With hypersensitive teeth, the pain generally goes off immediately after the stimulus is removed. If there is lingering pain then irreversible damage to the pulp is suspected and root canal treatment may be indicated in such cases.
- Tooth wear – Teeth can undergo wear due to various reasons, the most common being, wrong brushing, night grinding of teeth and excessive and frequent intake of acidic foods. Due to tooth wear the protective layers of enamel and dentin become thin and the harmful stimuli can irritate the pulp easily to elicit pain.
- Dental caries – As decay goes on invading dentin, the harmful products of bacterial activity irritate pulp to cause hypersensitivity
- Receding gums – Cementum, the layer that covers the roots of teeth is not as thick as enamel and is thin especially near the gums. Therefore when the gums recede due to disease, roots are exposed and teeth may become hypersensitive.
- Injury and/or fracture of tooth – If the fracture is extensive the tooth becomes sensitive as the dentin is exposed.
- Defective fillings – Old, defective, fractured or improperly done fillings may render teeth sensitive

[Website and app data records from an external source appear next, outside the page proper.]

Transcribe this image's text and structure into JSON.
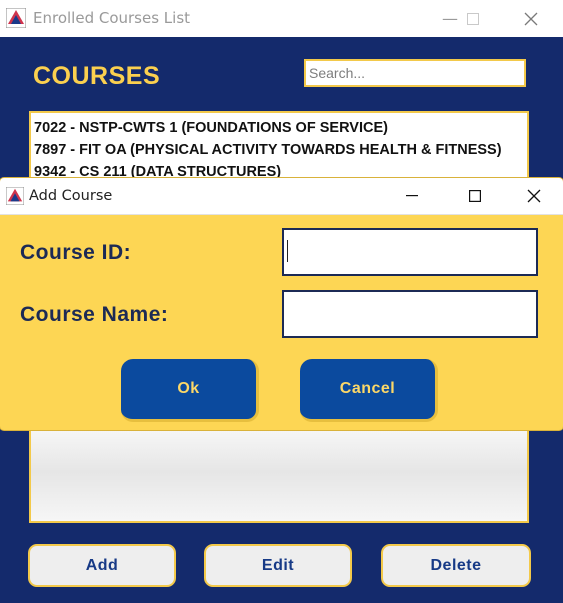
{
  "main_window": {
    "title": "Enrolled Courses List",
    "controls": {
      "minimize": "—",
      "maximize": "☐",
      "close": "✕"
    },
    "heading": "COURSES",
    "search": {
      "placeholder": "Search...",
      "value": ""
    },
    "courses": [
      "7022 - NSTP-CWTS 1 (FOUNDATIONS OF SERVICE)",
      "7897 - FIT OA (PHYSICAL ACTIVITY TOWARDS HEALTH & FITNESS)",
      "9342 - CS 211 (DATA STRUCTURES)"
    ],
    "buttons": {
      "add": "Add",
      "edit": "Edit",
      "delete": "Delete"
    }
  },
  "dialog": {
    "title": "Add Course",
    "controls": {
      "minimize": "—",
      "maximize": "☐",
      "close": "✕"
    },
    "fields": {
      "course_id": {
        "label": "Course ID:",
        "value": ""
      },
      "course_name": {
        "label": "Course Name:",
        "value": ""
      }
    },
    "buttons": {
      "ok": "Ok",
      "cancel": "Cancel"
    }
  },
  "colors": {
    "navy_background": "#142a6c",
    "gold_accent": "#fbd04f",
    "dialog_background": "#fdd654",
    "dialog_button": "#0b4a9e",
    "button_text": "#173a86"
  }
}
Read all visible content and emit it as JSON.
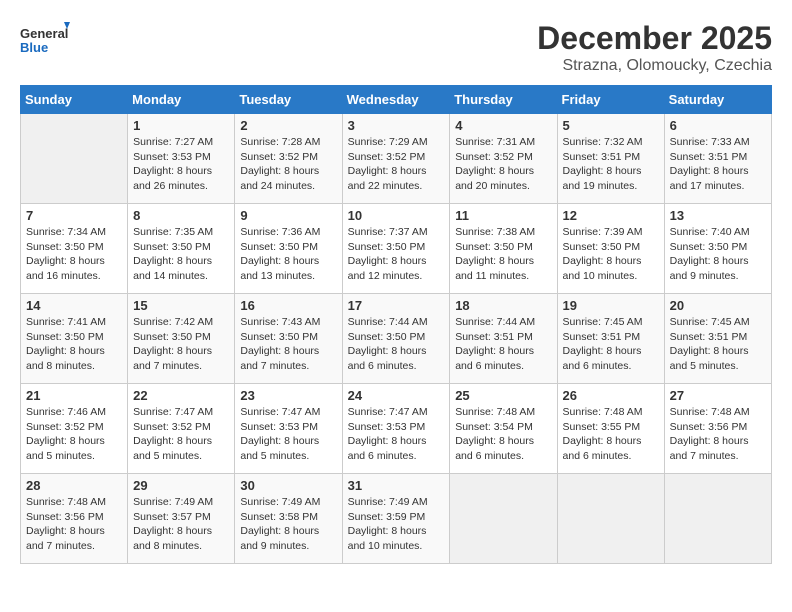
{
  "logo": {
    "line1": "General",
    "line2": "Blue"
  },
  "title": "December 2025",
  "subtitle": "Strazna, Olomoucky, Czechia",
  "weekdays": [
    "Sunday",
    "Monday",
    "Tuesday",
    "Wednesday",
    "Thursday",
    "Friday",
    "Saturday"
  ],
  "weeks": [
    [
      {
        "day": null,
        "info": null
      },
      {
        "day": "1",
        "sunrise": "7:27 AM",
        "sunset": "3:53 PM",
        "daylight": "8 hours and 26 minutes."
      },
      {
        "day": "2",
        "sunrise": "7:28 AM",
        "sunset": "3:52 PM",
        "daylight": "8 hours and 24 minutes."
      },
      {
        "day": "3",
        "sunrise": "7:29 AM",
        "sunset": "3:52 PM",
        "daylight": "8 hours and 22 minutes."
      },
      {
        "day": "4",
        "sunrise": "7:31 AM",
        "sunset": "3:52 PM",
        "daylight": "8 hours and 20 minutes."
      },
      {
        "day": "5",
        "sunrise": "7:32 AM",
        "sunset": "3:51 PM",
        "daylight": "8 hours and 19 minutes."
      },
      {
        "day": "6",
        "sunrise": "7:33 AM",
        "sunset": "3:51 PM",
        "daylight": "8 hours and 17 minutes."
      }
    ],
    [
      {
        "day": "7",
        "sunrise": "7:34 AM",
        "sunset": "3:50 PM",
        "daylight": "8 hours and 16 minutes."
      },
      {
        "day": "8",
        "sunrise": "7:35 AM",
        "sunset": "3:50 PM",
        "daylight": "8 hours and 14 minutes."
      },
      {
        "day": "9",
        "sunrise": "7:36 AM",
        "sunset": "3:50 PM",
        "daylight": "8 hours and 13 minutes."
      },
      {
        "day": "10",
        "sunrise": "7:37 AM",
        "sunset": "3:50 PM",
        "daylight": "8 hours and 12 minutes."
      },
      {
        "day": "11",
        "sunrise": "7:38 AM",
        "sunset": "3:50 PM",
        "daylight": "8 hours and 11 minutes."
      },
      {
        "day": "12",
        "sunrise": "7:39 AM",
        "sunset": "3:50 PM",
        "daylight": "8 hours and 10 minutes."
      },
      {
        "day": "13",
        "sunrise": "7:40 AM",
        "sunset": "3:50 PM",
        "daylight": "8 hours and 9 minutes."
      }
    ],
    [
      {
        "day": "14",
        "sunrise": "7:41 AM",
        "sunset": "3:50 PM",
        "daylight": "8 hours and 8 minutes."
      },
      {
        "day": "15",
        "sunrise": "7:42 AM",
        "sunset": "3:50 PM",
        "daylight": "8 hours and 7 minutes."
      },
      {
        "day": "16",
        "sunrise": "7:43 AM",
        "sunset": "3:50 PM",
        "daylight": "8 hours and 7 minutes."
      },
      {
        "day": "17",
        "sunrise": "7:44 AM",
        "sunset": "3:50 PM",
        "daylight": "8 hours and 6 minutes."
      },
      {
        "day": "18",
        "sunrise": "7:44 AM",
        "sunset": "3:51 PM",
        "daylight": "8 hours and 6 minutes."
      },
      {
        "day": "19",
        "sunrise": "7:45 AM",
        "sunset": "3:51 PM",
        "daylight": "8 hours and 6 minutes."
      },
      {
        "day": "20",
        "sunrise": "7:45 AM",
        "sunset": "3:51 PM",
        "daylight": "8 hours and 5 minutes."
      }
    ],
    [
      {
        "day": "21",
        "sunrise": "7:46 AM",
        "sunset": "3:52 PM",
        "daylight": "8 hours and 5 minutes."
      },
      {
        "day": "22",
        "sunrise": "7:47 AM",
        "sunset": "3:52 PM",
        "daylight": "8 hours and 5 minutes."
      },
      {
        "day": "23",
        "sunrise": "7:47 AM",
        "sunset": "3:53 PM",
        "daylight": "8 hours and 5 minutes."
      },
      {
        "day": "24",
        "sunrise": "7:47 AM",
        "sunset": "3:53 PM",
        "daylight": "8 hours and 6 minutes."
      },
      {
        "day": "25",
        "sunrise": "7:48 AM",
        "sunset": "3:54 PM",
        "daylight": "8 hours and 6 minutes."
      },
      {
        "day": "26",
        "sunrise": "7:48 AM",
        "sunset": "3:55 PM",
        "daylight": "8 hours and 6 minutes."
      },
      {
        "day": "27",
        "sunrise": "7:48 AM",
        "sunset": "3:56 PM",
        "daylight": "8 hours and 7 minutes."
      }
    ],
    [
      {
        "day": "28",
        "sunrise": "7:48 AM",
        "sunset": "3:56 PM",
        "daylight": "8 hours and 7 minutes."
      },
      {
        "day": "29",
        "sunrise": "7:49 AM",
        "sunset": "3:57 PM",
        "daylight": "8 hours and 8 minutes."
      },
      {
        "day": "30",
        "sunrise": "7:49 AM",
        "sunset": "3:58 PM",
        "daylight": "8 hours and 9 minutes."
      },
      {
        "day": "31",
        "sunrise": "7:49 AM",
        "sunset": "3:59 PM",
        "daylight": "8 hours and 10 minutes."
      },
      {
        "day": null,
        "info": null
      },
      {
        "day": null,
        "info": null
      },
      {
        "day": null,
        "info": null
      }
    ]
  ]
}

Although the causes for hypersensitivity are known, the mechanism by which the pain is elicited is not fully known. Therefore hypersensitivity remains an extensively researched area in the dental field. Newer treatments are being suggested all the time with varied success. Most of the treatments aim at blocking the exposed dentin so that the stimuli are received with a less severity by the nerve endings in dentin. The treatments are discussed in detail under the treatments section.